Ethnic Poverty and Inequality in the UK

2695 words - 11 pages Discuss the advantages and disadvantages of different brain imaging techniques in the investigation of epilepsy Epilepsy is a neurological disorder which is characterised by epileptic seizures. Seizures occur when there is an abnormal excess of synchronous neuronal activity in the brain (Fisher R S et al., 2005). Seizures are recurrent occurrences that can occur for a brief period of time often being undetectable or lasting for long periods

Continuing in the Field of Ethnic Studies

1121 words - 4 pages exists about what causes inequalities and oppressions. And even now, the only thing that is clear is that people need to know what is happening in the world. This is why I want to continue my education in the field of Ethnic Studies. Specifically I want to find out the struggles of the Chicano/a population. Find out about pass movements and what we can learn about those movements, what we can improve about those movements, to help the Chicano

Disparities in Education of Minorities in the United States

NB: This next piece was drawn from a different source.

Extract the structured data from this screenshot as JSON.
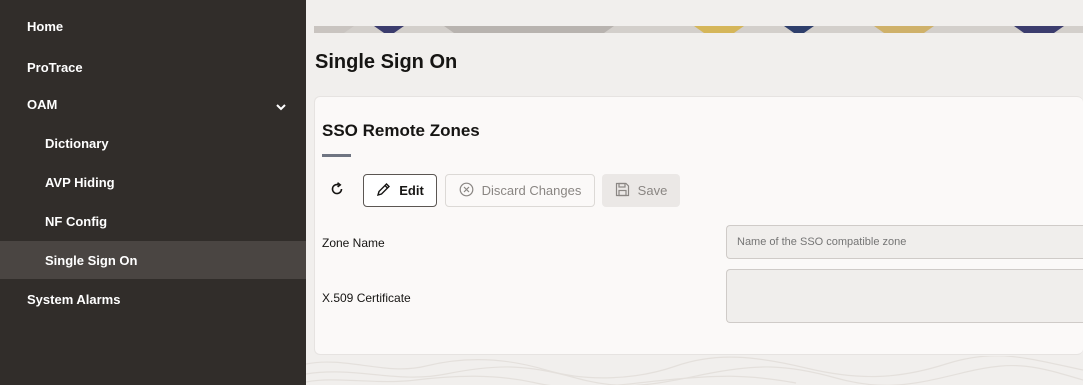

2926 words - 12 pages possible solutions and alternatives to this problem of cultural mismatch and oppositional identity. These solutions will focus on the role of reclaiming education as a part of student’s home culture as well as the educational system’s role in recognizing and accommodating to these differences. In order to understand the relationship between marginalized minorities and the educational system, it is important to look into the role of the

The Pros and Cons of Ethnic Identification

832 words - 3 pages solutions to overcome the problems. In a multi-ethnic society, diversity is a sign of richness. Conflicts don’t arise from differences. They are somehow caused by intolerance. Therefore, if everyone respects the other and the majority gets along with minorities, they can cohabit peacefully and be a good example for the rest of the world. For example, China considers that all ethnic groups are equal and try to guarantee their rights. There are

Similar Essays

The Past And Present Treatment Of Ethnic Minorities In Britain

2114 words - 8 pages The Past and Present Treatment of Ethnic Minorities in Britain For this assigment I will be looking at the past and present treatments of the ethnic minorities in Britain. I will also prove or disprove my hypothesis, of which is: 'The arrival of various ethinic minority groups in Britain over the past 60 years, has created a more tolerant and

Culture And Media. Thoughts On Pop. Culture In The U.S

4276 words - 17 pages America. It goes the sameway for American culture in other countries. Considering this, why would thepresence of some American pop cultural items (such as TV shows) in othercountries mean that American culture is easily and clearly taking over othercultures?U.S. Culture is Important, But...Now, having said all this, it's also not true that U.S. culture doesn't have animpact on other cultures. It's true that America is a large, highly productive

The Extent To Which Voting By Ethnic Minorities Reflects The Voting Behaviour Of The Whole Electorate

1009 words - 4 pages The Extent to Which Voting by Ethnic Minorities Reflects the Voting Behaviour of the Whole Electorate In present day there are currently 12 ethnic minority MP’s in parliament, all of who belong to the Labour party. Ethnic minority groups tend to be part of the immigrant population and so are more likely to belong to the working class and so have a stronger party identification with labour. This can be shown in the 1997

The Perpetuation And Preservation Of Male Supremacy In Mainstream Media

1118 words - 5 pages , produced by Jennifer Siebel Newsom and entitled Miss Representation, reveals how television media is developing images and content that shape our perception of gender roles by reinforcing already established stereotypes. Gender role can be described as the behaviors, attitudes and beliefs that a particular culture associates with the roles of men and women (Tragos, 2009). Gender roles are in fact assigned by society, leading to ascribed cultural